Wellbeing in the workplace is a growing trend globally, evidenced by the development of the Well Institute’s Well Building Standard TM – a performance-based system of measurement, certification and monitoring of features of the built environment that impact health and wellbeing. I was lucky enough to visit Lendlease’s new HQ at Barangaroo, hailed as Sydney’s ‘most sustainable office’, to see for myself what a space that officially prioritises the wellbeing of its people, looks and feels like.
The sense of space and natural light were the first things that struck me. Lendlease have adopted Activity Based Working as their organising principle but retained a high ratio of around 10 desks for 11 people, and a space allowance of around 15m2 per person.
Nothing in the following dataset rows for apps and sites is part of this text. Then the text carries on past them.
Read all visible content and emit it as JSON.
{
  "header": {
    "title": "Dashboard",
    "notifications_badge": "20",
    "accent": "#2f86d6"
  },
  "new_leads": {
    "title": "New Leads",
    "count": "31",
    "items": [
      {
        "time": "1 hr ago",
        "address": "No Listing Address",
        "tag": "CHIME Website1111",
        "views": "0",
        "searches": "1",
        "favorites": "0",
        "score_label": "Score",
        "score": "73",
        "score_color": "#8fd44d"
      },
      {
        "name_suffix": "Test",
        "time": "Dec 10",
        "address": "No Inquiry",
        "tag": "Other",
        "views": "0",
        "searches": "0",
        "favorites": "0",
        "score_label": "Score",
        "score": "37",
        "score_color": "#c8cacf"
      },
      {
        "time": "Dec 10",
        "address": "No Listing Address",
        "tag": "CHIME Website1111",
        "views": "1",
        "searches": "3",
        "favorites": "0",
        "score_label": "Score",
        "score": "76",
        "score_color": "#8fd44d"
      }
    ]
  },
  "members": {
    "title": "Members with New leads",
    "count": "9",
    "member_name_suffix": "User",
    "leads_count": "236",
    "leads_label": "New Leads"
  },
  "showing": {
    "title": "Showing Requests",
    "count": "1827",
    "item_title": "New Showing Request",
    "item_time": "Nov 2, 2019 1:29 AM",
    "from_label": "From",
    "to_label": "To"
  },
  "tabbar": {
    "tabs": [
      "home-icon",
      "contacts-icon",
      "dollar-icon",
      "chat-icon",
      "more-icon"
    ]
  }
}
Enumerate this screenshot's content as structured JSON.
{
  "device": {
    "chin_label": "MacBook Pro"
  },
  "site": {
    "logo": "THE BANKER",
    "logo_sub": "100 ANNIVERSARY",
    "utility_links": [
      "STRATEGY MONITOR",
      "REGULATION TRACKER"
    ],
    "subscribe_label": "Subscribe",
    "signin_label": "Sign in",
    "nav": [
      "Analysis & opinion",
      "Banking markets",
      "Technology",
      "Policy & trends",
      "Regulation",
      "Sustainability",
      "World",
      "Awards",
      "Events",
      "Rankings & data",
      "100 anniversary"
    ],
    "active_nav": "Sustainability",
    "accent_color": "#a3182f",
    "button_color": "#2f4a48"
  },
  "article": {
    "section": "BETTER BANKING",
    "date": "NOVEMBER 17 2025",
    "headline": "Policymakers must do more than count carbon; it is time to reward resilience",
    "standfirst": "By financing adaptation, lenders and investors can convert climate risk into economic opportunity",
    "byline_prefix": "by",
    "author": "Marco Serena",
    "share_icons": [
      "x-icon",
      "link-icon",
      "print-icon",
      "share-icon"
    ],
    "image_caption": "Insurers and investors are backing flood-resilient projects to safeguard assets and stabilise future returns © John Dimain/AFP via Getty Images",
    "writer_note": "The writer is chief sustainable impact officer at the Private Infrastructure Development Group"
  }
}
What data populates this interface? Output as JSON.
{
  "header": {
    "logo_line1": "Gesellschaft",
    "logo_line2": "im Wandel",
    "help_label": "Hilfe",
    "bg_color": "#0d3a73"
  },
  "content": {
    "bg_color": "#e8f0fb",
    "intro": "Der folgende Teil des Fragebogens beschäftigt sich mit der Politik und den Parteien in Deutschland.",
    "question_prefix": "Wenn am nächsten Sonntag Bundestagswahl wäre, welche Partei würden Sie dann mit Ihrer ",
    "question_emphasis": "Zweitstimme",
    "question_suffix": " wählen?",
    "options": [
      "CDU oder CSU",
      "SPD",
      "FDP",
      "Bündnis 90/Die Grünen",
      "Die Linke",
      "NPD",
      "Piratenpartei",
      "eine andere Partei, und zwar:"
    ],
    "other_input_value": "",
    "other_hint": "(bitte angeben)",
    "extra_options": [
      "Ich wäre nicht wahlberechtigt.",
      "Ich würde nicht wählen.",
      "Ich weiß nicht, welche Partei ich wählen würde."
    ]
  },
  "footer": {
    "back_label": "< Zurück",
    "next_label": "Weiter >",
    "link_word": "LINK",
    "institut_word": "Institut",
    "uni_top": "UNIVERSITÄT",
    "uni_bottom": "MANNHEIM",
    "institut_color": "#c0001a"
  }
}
Plenty of alternative workpoints in library areas, focus lounges, and social hubs ensure that everyone can always find the right type of workspace for their needs.
Lines of sight to the outside are retained throughout the floorplate, so no matter where you choose to sit, you can look up and see the outside world. Natural timber and plenty of plants, including a 7-metre high living green wall, also feature throughout the design. Although I have come across many clients reluctant to take on the care and expense of live plants, there is clear evidence of their efficacy at improving office air quality, removing pollutants such as CO2 and Volatile Organic Compounds (emitted by carpets, paint, furnishings), and helping staff to feel better in their workspace.